OPEC expected to cut oil output after Russian reduction
Thursday, December 6, 2001
LONDON -- OPEC is poised to trigger a 6 percent cut in its official crude oil output after Russia, relenting to intense pressure, agreed to reduce its production by 150,000 barrels a day to help prop up sagging oil prices.
Russia's decision Wednesday ended a showdown with the Organization of Petroleum Exporting Countries that threatened to unleash a price war for crude. One energy analyst forecast that the overall decrease in oil output would nudge gasoline prices higher but said he expected the rise would be modest.
Oil futures surged almost $1 higher on the news, then fell back as skepticism grew about Russia's resolve to honor its commitment.
OPEC was preparing to issue a communique Thursday announcing it would proceed with cuts of 1.5 million barrels a day in its own production, said an official from the group's headquarters in Vienna, Austria. OPEC's secretary-general, Ali Rodriguez, was conferring with OPEC oil ministers on the document's wording, the official said.
After the decision in Russia, attention shifted to Norway, the world's third-largest exporter of oil behind Saudi Arabia and Russia. OPEC has asked Norway for similar cuts.
A firm commitment from Norway, together with the pledge from Russia, would come very close to satisfying OPEC's demand that oil-producing countries outside the group cooperate with its plan to reduce its own production by 1.5 million barrels a day, or 6 percent. OPEC supplies about a third of the world's oil.
"I think it makes triggering the OPEC cuts a near certainty," said George Beranek of The Petroleum Finance Co., a Washington consultancy.
"That's going to mean, over time, higher crude prices, which will be reflected in higher refined product prices," he said.
However, energy analysts noted that U.S. inventories of gasoline and other refined products are plentiful. "I really don't think we have to worry about a return to last spring's very high gasoline prices," Beranek said.

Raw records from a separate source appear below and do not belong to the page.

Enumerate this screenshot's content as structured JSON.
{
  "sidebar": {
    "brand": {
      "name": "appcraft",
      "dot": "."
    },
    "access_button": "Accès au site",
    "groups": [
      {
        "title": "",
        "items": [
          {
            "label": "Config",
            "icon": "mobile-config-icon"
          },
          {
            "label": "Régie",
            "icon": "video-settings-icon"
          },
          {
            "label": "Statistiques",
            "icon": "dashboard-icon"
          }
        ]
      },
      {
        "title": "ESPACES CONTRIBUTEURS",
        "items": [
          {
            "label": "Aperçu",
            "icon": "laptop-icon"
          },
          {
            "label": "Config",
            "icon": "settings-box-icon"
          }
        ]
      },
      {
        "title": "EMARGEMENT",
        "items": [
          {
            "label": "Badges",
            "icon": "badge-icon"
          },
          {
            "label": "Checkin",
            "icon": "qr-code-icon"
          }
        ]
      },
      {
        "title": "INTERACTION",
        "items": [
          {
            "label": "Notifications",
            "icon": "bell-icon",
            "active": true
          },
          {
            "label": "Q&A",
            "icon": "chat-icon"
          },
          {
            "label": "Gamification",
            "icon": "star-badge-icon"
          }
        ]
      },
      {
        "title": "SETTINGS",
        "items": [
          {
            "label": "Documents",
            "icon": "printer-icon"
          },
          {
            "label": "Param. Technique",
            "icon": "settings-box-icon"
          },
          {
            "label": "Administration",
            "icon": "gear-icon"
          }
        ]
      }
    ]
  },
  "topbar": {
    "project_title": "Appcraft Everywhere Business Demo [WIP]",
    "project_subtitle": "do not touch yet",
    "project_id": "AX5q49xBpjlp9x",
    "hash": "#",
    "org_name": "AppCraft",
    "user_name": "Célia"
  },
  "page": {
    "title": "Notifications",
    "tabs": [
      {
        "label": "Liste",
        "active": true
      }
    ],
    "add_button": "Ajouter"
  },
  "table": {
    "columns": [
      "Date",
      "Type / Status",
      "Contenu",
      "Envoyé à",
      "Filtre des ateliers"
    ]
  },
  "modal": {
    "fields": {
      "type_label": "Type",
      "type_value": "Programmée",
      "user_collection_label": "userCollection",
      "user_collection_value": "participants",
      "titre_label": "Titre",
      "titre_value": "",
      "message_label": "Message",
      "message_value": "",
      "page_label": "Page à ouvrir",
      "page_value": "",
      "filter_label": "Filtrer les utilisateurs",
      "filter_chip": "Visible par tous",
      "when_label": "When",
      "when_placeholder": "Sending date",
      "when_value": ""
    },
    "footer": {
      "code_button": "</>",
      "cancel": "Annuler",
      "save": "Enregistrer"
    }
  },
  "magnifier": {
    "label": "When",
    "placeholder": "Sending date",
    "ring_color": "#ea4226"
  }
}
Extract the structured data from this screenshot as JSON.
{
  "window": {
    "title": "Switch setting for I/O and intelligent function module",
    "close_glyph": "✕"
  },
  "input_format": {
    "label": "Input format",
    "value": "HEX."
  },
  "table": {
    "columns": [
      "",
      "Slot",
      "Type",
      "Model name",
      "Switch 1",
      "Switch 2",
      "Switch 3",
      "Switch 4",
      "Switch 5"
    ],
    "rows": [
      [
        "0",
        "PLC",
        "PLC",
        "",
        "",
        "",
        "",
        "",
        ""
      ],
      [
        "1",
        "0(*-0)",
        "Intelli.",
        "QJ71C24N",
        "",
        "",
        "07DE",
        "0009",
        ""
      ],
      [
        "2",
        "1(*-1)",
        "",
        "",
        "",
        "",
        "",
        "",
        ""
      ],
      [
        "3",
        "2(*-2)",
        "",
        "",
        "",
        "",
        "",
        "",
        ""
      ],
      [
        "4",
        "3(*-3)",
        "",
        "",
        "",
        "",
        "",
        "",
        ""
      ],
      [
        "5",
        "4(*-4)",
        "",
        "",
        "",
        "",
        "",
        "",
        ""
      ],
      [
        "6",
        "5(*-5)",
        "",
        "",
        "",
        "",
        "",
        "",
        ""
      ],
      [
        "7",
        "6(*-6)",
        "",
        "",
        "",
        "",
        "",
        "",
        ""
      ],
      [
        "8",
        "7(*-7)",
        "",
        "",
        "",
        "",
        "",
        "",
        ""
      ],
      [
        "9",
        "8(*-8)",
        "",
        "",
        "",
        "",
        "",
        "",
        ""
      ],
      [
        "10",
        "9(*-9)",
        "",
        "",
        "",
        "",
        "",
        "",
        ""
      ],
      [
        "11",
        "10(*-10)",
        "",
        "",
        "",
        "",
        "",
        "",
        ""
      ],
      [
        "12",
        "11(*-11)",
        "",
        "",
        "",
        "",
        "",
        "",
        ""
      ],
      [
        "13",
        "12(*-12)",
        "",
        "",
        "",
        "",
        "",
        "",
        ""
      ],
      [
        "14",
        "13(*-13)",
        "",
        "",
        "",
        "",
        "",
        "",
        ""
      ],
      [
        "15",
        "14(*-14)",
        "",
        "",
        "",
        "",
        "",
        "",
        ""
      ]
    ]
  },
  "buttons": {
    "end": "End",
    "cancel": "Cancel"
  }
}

In an unusual act of diplomatic brinksmanship, OPEC insisted last month that non-OPEC producers promise to trim their output by a total of 500,000 barrels a day before it would put its own cuts into effect Jan. 1.